being a tourist

I'm beginning day 5 of life in Hanoi early; it's 5am and I've been up for an hour because I can't sleep. Considering that I fell asleep, completely exhausted, at 8pm last night makes this not as bad as it sounds; nonetheless, it could be a long day--but one that I am excited about.

Alicia and I have been spending our mornings this week being, essentially, tourists. We have gone to points of interest throughout the city, learning as we do so about the various forms of transportation that we will use throughout the coming year (so far, walking is my favorite).
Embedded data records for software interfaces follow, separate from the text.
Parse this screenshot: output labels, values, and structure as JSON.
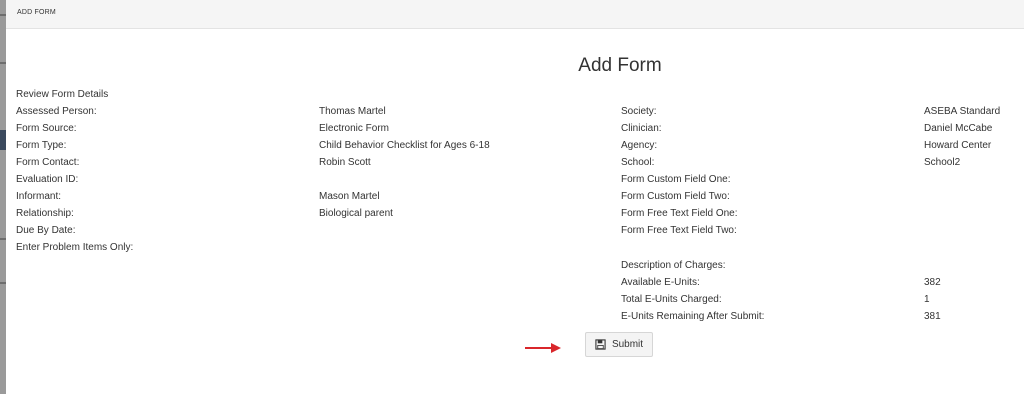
{
  "header": {
    "title": "ADD FORM"
  },
  "page_title": "Add Form",
  "section_title": "Review Form Details",
  "left_fields": [
    {
      "label": "Assessed Person:",
      "value": "Thomas Martel"
    },
    {
      "label": "Form Source:",
      "value": "Electronic Form"
    },
    {
      "label": "Form Type:",
      "value": "Child Behavior Checklist for Ages 6-18"
    },
    {
      "label": "Form Contact:",
      "value": "Robin Scott"
    },
    {
      "label": "Evaluation ID:",
      "value": ""
    },
    {
      "label": "Informant:",
      "value": "Mason Martel"
    },
    {
      "label": "Relationship:",
      "value": "Biological parent"
    },
    {
      "label": "Due By Date:",
      "value": ""
    },
    {
      "label": "Enter Problem Items Only:",
      "value": ""
    }
  ],
  "right_fields": [
    {
      "label": "Society:",
      "value": "ASEBA Standard"
    },
    {
      "label": "Clinician:",
      "value": "Daniel McCabe"
    },
    {
      "label": "Agency:",
      "value": "Howard Center"
    },
    {
      "label": "School:",
      "value": "School2"
    },
    {
      "label": "Form Custom Field One:",
      "value": ""
    },
    {
      "label": "Form Custom Field Two:",
      "value": ""
    },
    {
      "label": "Form Free Text Field One:",
      "value": ""
    },
    {
      "label": "Form Free Text Field Two:",
      "value": ""
    }
  ],
  "charges": [
    {
      "label": "Description of Charges:",
      "value": ""
    },
    {
      "label": "Available E-Units:",
      "value": "382"
    },
    {
      "label": "Total E-Units Charged:",
      "value": "1"
    },
    {
      "label": "E-Units Remaining After Submit:",
      "value": "381"
    }
  ],
  "submit": {
    "label": "Submit",
    "icon": "save-icon"
  },
  "colors": {
    "arrow": "#d9262b"
  }
}
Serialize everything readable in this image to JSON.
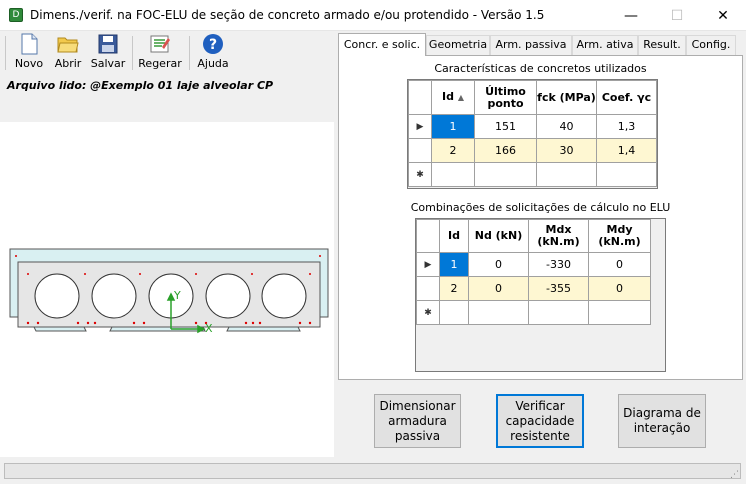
{
  "window": {
    "title": "Dimens./verif. na FOC-ELU de seção de concreto armado e/ou protendido - Versão 1.5",
    "minimize": "—",
    "maximize": "☐",
    "close": "✕"
  },
  "toolbar": {
    "new": "Novo",
    "open": "Abrir",
    "save": "Salvar",
    "regen": "Regerar",
    "help": "Ajuda"
  },
  "file_label": "Arquivo lido: @Exemplo 01 laje alveolar CP",
  "tabs": [
    "Concr. e solic.",
    "Geometria",
    "Arm. passiva",
    "Arm. ativa",
    "Result.",
    "Config."
  ],
  "concrete": {
    "title": "Características de concretos utilizados",
    "headers": [
      "Id",
      "Último ponto",
      "fck (MPa)",
      "Coef. γc"
    ],
    "rows": [
      [
        "1",
        "151",
        "40",
        "1,3"
      ],
      [
        "2",
        "166",
        "30",
        "1,4"
      ]
    ]
  },
  "loads": {
    "title": "Combinações de solicitações de cálculo no ELU",
    "headers": [
      "Id",
      "Nd (kN)",
      "Mdx (kN.m)",
      "Mdy (kN.m)"
    ],
    "rows": [
      [
        "1",
        "0",
        "-330",
        "0"
      ],
      [
        "2",
        "0",
        "-355",
        "0"
      ]
    ]
  },
  "buttons": {
    "design": "Dimensionar armadura passiva",
    "verify": "Verificar capacidade resistente",
    "diagram": "Diagrama de interação"
  },
  "axes": {
    "x": "X",
    "y": "Y"
  },
  "colors": {
    "accent": "#0078d7",
    "row_alt": "#fef7d2",
    "slab": "#d9f0f2"
  }
}
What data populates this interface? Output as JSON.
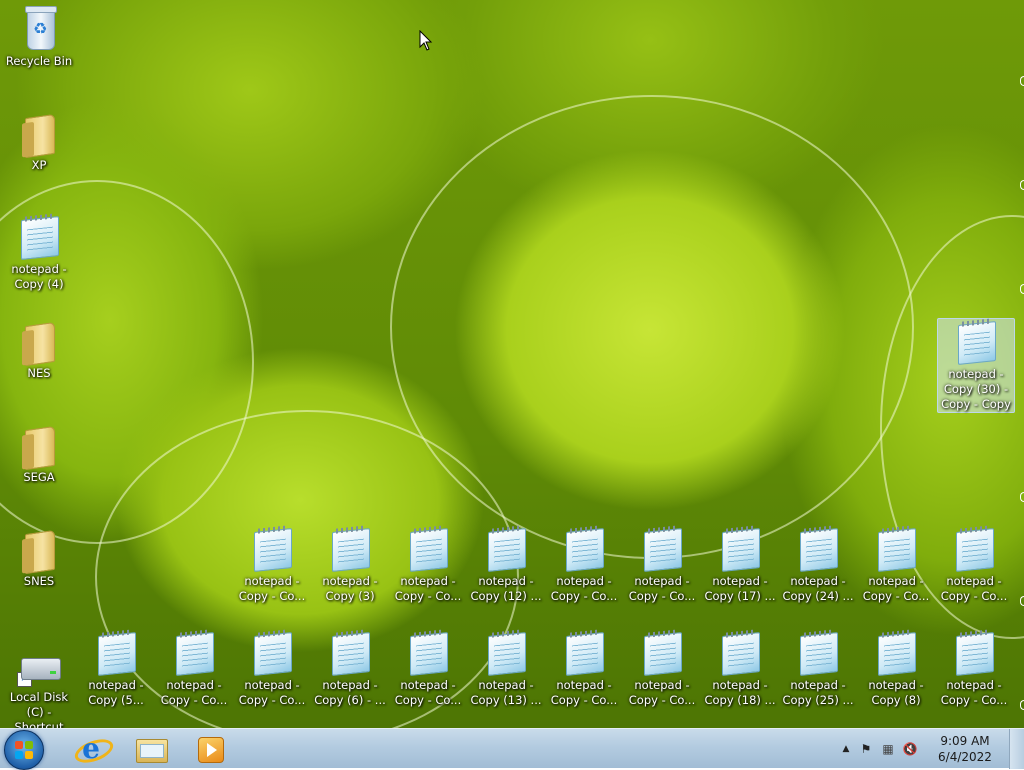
{
  "desktop": {
    "left_column": [
      {
        "id": "recycle-bin",
        "type": "bin",
        "label": "Recycle Bin"
      },
      {
        "id": "xp",
        "type": "folder",
        "label": "XP"
      },
      {
        "id": "notepad-copy-4",
        "type": "notepad",
        "label": "notepad - Copy (4)"
      },
      {
        "id": "nes",
        "type": "folder",
        "label": "NES"
      },
      {
        "id": "sega",
        "type": "folder",
        "label": "SEGA"
      },
      {
        "id": "snes",
        "type": "folder",
        "label": "SNES"
      },
      {
        "id": "local-disk",
        "type": "drive",
        "label": "Local Disk (C) - Shortcut"
      }
    ],
    "selected_icon": {
      "label": "notepad - Copy (30) - Copy - Copy"
    },
    "row_upper": [
      "notepad - Copy - Co...",
      "notepad - Copy (3)",
      "notepad - Copy - Co...",
      "notepad - Copy (12) ...",
      "notepad - Copy - Co...",
      "notepad - Copy - Co...",
      "notepad - Copy (17) ...",
      "notepad - Copy (24) ...",
      "notepad - Copy - Co...",
      "notepad - Copy - Co..."
    ],
    "row_lower": [
      "notepad - Copy (5...",
      "notepad - Copy - Co...",
      "notepad - Copy - Co...",
      "notepad - Copy (6) - ...",
      "notepad - Copy - Co...",
      "notepad - Copy (13) ...",
      "notepad - Copy - Co...",
      "notepad - Copy - Co...",
      "notepad - Copy (18) ...",
      "notepad - Copy (25) ...",
      "notepad - Copy (8)",
      "notepad - Copy - Co..."
    ]
  },
  "taskbar": {
    "pinned": [
      {
        "name": "internet-explorer",
        "icon": "ie-icon"
      },
      {
        "name": "windows-explorer",
        "icon": "folder-explorer-icon"
      },
      {
        "name": "windows-media-player",
        "icon": "media-player-icon"
      }
    ],
    "tray": {
      "show_hidden_glyph": "▲",
      "action_center_glyph": "⚑",
      "network_glyph": "▦",
      "volume_glyph": "🔇",
      "time": "9:09 AM",
      "date": "6/4/2022"
    }
  },
  "colors": {
    "taskbar": "#b3cbe0",
    "selection": "#d2e6fa"
  }
}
We have two of the best tourguides possible for our situation--Chi Ouah and Hannah. Chi Ouah (prounounced like "wine" with a "g" at the end. Chi is a form of address used for someone older than myself, but younger than my parents...i think.) is the receptionist at the MCC office. She is quite knowledgeable about everything from the Temple of Literature's construction date to which taxis are real and which are fake to which kind of ice cream is the best (!). She speaks English quite well and is also very sweet. Hannah is one of last year's SALTers who is back for another year. She works at The Gioi (where I will work) and at the MCC. She speaks Vietnamese quite well (was actually on a Vietnamese talk show this spring!) and is the perfect person to answer Alicia and my many questions. Hannah also happens to be a Calvin grad.

So, Tuesday we visited the Temple of Literature, built (the first time) in 1070:

rubbing turtle's head "for luck"

Wednesday was Ho Chi Minh's mausoleum, house, and museum. As we walked past his body, I was reprimanded by a soldier for holding my hands behind my back. By doing this, I apparently implied that I held a position of authority over Ho Chi Minh, which I clearly do not. Walking demurely with my hands held at my sides was deemed much more respectful. Something I thought was interesting about this visit was that, although there was a magnificent palace on the grounds, Ho Chi Minh chose to live in a small stilt house because he wanted to put himself on the level of his subjects.

Thursday we went to the Museum of Ethnology, where we learned about the many different ethnic groups of Viet Nam and toured replicas of their traditional dwellings.

Today we are going to explore downtown, around "The Lake" and the old French Quarter. In the afternoon we are going to a water puppet production.

by "The Lake"

After our sight-seeing excursions, we arrive to the MCC office in time to partake in the communal lunch prepared by the office cook. These communal meals are one of my favorite things so far: we each get a bowl of rice, and then grab with our chopsticks from the various dishes of meat, beansprout salads, fried peanuts, etc. that reside in the center of the table. Passing dishes is rare, as are, apparently, germs. I love this; it coinsides so well with my anti-germaphobic outlook on life (hopefully this attitude won't get me in trouble when I want to buy food from street vendors). After every meal, we sit around and eat fruit of new and exotic varieties: dragonfruit, jackfruit, asian pears, the one-I-can't-remember-the-name-of that I call "eye-ball fruit."

We spend the afternoons in Derek's gloriously air-conditioned office doing orientation--talking about some logistics of our new life and of MCC Viet Nam, about the tensison between attempting to adjust and to be culturally sensitive--to fit in--and the fact that we will always, no matter how well we learn to speak Vietnamese or navigate traffic, stick out. Essentially, even after this week of planned tourist activities is over, I will still be a tourist, something that still rubs me the wrong way, but to which I will just have to concede defeat.

case in point: I am a giant.

1 comment:

  1. an attractive, buff giant. It could be worse.